UCSB hosted the biannual UC Radio Network Conference last Saturday, which entailed a series of events, speeches, workshops and one hell of an after-show.

Students and radio workers from all UCs came to the conference, which University of San Francisco’s Professor Dorothy Kidd keynoted. Several radio workshops commenced including titles such as “Music Directing in the Digital Age” and “Socially Aware Journalism.”

To cap the entire event, KCSB workers set up the conference’s after-show at the Isla Vista Co-op and music venue, the BIKO garage. The bill consisted of two local groups and ended with groups from UC Davis and UC San Diego.

When I walked into the garage, I was greeted with the sounds of Younger Shoulder, a three man jam band, one of whom was hopping around in his socks and providing screaming vocals.

The other members of the band also created a rather odd but attractive aesthetic, as the guitarist concentrated deeply on his instrument and musical combination of distorted guitar and wah-wah pedals (two things I didn’t know could conceivably go together), and the keyboardist played heavy and almost primal riffs while gleefully smiling at his band mates. Despite the fact that many audience members used this time to take a smoke break and escape the sheer amplification of the group’s music, Younger Shoulder responded in regular independent music fashion by not really caring, completely enrapt in their own groove.

The next, short set by I.V.’s own Watercolor Paintings provided an amusing juxtaposition to its preceding act. Normally a trio but performing as a duet due to a band member’s cold, the group was refreshing and surprisingly pleasant to watch, despite their pretty stoic stage presence. The members’ sweet female voices were aided tastefully by the simple accompaniment of one guitar. The duo played a charming set full of Joanna Newsome-inspired vocals and accessible love songs.

Making for yet another stark musical contrast, a brooding group of men standing at the back of the garage turned out to be the next act: UC Davis’ Monterey Babe Aquarium (yeah, I know their name is awesome). The three band members sat at three keyboards, playing individual lines that ranged from minimalist to cluttered, while quietly drawing out their vocals.

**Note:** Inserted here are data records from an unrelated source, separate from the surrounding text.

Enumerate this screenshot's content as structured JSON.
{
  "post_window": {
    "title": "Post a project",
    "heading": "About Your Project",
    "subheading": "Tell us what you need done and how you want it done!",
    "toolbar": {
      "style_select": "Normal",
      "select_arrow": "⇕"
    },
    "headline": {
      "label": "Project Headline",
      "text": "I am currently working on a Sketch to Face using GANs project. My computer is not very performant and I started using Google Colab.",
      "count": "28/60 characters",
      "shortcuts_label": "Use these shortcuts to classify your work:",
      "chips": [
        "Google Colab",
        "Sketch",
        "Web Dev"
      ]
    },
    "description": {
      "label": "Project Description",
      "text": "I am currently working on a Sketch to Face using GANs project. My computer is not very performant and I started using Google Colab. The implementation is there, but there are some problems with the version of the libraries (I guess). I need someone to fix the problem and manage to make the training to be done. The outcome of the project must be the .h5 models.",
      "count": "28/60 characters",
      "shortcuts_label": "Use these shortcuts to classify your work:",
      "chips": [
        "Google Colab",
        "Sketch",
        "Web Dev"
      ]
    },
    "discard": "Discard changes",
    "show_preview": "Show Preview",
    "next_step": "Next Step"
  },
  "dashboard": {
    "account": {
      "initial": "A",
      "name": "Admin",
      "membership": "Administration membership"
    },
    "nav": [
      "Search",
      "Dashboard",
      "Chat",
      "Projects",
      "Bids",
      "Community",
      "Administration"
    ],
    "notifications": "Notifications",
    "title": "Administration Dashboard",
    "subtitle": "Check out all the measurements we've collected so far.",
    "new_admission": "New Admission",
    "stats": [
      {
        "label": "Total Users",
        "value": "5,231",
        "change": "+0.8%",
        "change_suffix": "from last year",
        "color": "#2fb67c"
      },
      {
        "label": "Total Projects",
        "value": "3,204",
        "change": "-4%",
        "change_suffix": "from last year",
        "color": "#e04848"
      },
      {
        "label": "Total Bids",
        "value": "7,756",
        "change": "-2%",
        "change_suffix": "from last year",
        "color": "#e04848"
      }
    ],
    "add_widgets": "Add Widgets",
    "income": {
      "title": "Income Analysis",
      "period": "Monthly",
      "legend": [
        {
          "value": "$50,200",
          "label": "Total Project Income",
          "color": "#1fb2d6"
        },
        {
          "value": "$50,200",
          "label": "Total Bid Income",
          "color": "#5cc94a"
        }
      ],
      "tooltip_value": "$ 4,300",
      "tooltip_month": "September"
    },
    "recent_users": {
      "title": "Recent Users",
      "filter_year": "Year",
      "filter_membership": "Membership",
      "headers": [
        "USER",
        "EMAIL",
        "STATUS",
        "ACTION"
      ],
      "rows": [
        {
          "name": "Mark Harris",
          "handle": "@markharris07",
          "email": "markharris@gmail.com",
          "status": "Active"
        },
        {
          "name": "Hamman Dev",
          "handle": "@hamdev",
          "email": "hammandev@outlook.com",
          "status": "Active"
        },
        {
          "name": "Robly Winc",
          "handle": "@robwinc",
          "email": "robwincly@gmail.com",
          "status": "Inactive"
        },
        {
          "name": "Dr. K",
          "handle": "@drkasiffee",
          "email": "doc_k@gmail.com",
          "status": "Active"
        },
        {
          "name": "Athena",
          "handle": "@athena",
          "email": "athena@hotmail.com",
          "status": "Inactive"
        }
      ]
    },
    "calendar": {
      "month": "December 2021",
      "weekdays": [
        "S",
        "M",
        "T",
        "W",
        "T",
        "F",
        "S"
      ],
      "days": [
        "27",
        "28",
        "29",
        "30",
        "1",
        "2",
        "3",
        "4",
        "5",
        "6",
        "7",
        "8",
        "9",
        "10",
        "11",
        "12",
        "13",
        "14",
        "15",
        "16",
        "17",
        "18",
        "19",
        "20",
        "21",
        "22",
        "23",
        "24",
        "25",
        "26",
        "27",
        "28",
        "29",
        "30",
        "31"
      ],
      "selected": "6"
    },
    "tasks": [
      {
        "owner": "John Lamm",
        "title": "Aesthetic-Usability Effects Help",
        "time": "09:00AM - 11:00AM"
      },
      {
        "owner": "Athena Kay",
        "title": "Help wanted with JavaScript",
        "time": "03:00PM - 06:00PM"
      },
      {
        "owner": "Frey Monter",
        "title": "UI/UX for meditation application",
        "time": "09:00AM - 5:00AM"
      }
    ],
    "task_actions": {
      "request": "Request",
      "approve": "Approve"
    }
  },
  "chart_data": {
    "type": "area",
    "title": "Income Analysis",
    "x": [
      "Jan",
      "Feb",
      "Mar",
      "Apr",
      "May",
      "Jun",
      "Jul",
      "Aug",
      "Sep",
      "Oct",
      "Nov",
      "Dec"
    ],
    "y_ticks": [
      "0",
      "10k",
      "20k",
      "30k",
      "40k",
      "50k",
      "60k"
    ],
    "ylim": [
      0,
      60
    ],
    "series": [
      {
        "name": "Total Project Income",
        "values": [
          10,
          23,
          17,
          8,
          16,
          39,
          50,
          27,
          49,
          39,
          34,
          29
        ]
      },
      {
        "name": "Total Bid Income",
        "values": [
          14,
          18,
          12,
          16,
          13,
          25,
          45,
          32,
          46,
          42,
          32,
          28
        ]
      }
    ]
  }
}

What I found most surprising about the UC Davis drone band was that though they had self-reportedly only played three concerts, the group performed with astute finesse at the after-party. A large majority of the audience stayed for the entire set, and I can’t imagine all of them were experienced connoisseurs of the experimental sound.

KCSB and the BIKO garage operators definitely picked the right band to round off the night. With a mix of real and sarcastic charm, UC San Diego’s pop duo Jamuel Saxon kicked off their set with their front man shedding a dowdy sweatshirt in favor of an Aladdin-inspired glitter vest, and informing the BIKO on-lookers that they were, “The best fucking audience ever” after about three minutes of music.

Still, however premature his tactic was for revving up the audience, it seemed to work. After a night full of audience members standing around somberly, Jamuel Saxon succeeded in getting the BIKO crowd to dance. Keith Milgaten, the group’s keyboardist and vocalist, seemed to get good vibes from the audience. In fact, he seemed to never want to leave the stage. After happily saying the phrase, “Okay, this is our last song,” about four different times, the front man ended his set by playfully putting down the mic and suggesting that we all “hit up a few frats.”

Saturday’s show was sometimes thought provoking, sometimes enjoyable and always interesting. I can only hope this demonstration of diversity in music continues to be reflected in KCSB and all other UC radio networks.